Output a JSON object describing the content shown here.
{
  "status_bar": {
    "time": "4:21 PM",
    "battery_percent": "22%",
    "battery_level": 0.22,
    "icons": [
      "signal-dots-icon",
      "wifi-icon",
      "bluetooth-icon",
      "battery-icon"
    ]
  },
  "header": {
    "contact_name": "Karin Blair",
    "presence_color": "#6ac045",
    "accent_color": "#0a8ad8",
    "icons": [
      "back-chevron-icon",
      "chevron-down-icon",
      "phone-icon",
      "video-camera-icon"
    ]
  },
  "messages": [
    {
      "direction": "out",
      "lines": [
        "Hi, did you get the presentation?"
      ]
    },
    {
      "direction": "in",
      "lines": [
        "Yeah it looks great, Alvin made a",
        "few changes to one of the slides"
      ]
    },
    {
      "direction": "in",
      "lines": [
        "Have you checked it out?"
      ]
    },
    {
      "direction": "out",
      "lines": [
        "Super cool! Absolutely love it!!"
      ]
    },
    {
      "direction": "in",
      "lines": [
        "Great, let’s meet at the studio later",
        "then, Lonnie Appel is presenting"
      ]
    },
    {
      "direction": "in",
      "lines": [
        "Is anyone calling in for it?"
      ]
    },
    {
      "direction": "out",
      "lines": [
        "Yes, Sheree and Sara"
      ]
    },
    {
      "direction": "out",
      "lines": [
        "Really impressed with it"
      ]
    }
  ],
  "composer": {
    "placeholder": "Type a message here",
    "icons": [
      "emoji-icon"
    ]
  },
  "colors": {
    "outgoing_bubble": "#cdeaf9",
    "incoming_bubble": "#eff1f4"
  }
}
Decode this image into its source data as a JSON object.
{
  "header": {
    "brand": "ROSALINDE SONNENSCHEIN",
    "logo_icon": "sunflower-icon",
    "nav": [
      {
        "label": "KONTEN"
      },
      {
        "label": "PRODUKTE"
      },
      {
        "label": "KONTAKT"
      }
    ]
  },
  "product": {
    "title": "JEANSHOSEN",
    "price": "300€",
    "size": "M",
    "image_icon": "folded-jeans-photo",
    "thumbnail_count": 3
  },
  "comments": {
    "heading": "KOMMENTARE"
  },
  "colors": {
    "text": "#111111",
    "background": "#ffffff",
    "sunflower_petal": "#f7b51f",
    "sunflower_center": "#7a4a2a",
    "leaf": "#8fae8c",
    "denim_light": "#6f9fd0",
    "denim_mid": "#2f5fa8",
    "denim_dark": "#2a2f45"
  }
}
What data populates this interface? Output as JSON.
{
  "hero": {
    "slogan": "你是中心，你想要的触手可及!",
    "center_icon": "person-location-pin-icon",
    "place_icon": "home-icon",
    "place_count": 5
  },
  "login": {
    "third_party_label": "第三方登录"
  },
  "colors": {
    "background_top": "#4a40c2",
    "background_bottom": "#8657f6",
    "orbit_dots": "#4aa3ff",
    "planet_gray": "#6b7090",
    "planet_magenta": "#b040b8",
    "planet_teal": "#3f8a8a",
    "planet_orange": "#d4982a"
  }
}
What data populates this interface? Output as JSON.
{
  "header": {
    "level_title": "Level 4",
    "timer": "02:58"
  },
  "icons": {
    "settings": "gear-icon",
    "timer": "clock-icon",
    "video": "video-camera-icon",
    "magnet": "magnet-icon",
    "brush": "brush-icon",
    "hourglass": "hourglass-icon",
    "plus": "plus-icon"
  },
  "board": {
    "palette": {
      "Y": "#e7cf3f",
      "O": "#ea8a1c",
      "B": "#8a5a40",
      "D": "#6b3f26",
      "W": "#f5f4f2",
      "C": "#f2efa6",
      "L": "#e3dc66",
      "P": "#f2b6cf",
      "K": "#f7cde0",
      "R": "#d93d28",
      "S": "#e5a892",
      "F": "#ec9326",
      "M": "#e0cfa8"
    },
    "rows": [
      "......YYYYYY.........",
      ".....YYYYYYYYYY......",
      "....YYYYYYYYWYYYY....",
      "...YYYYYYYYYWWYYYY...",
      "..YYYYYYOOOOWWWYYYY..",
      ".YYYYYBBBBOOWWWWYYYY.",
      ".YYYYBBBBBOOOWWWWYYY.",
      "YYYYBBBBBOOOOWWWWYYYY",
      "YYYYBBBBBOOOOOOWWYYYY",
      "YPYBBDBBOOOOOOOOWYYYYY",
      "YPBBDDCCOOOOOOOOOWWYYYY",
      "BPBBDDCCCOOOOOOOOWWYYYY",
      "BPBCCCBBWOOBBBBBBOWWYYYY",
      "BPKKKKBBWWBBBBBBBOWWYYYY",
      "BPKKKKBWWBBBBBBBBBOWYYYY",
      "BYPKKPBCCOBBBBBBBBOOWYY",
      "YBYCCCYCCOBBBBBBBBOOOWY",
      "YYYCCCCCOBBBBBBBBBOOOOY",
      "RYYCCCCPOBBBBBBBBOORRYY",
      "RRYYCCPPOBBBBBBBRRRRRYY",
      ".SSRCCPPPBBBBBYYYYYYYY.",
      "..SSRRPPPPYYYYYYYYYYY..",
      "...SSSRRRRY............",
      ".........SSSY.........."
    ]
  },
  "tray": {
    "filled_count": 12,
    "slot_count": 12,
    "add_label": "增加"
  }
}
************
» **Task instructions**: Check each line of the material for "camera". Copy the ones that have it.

» **Answer box**:
      "video-camera-icon"
    "video": "video-camera-icon",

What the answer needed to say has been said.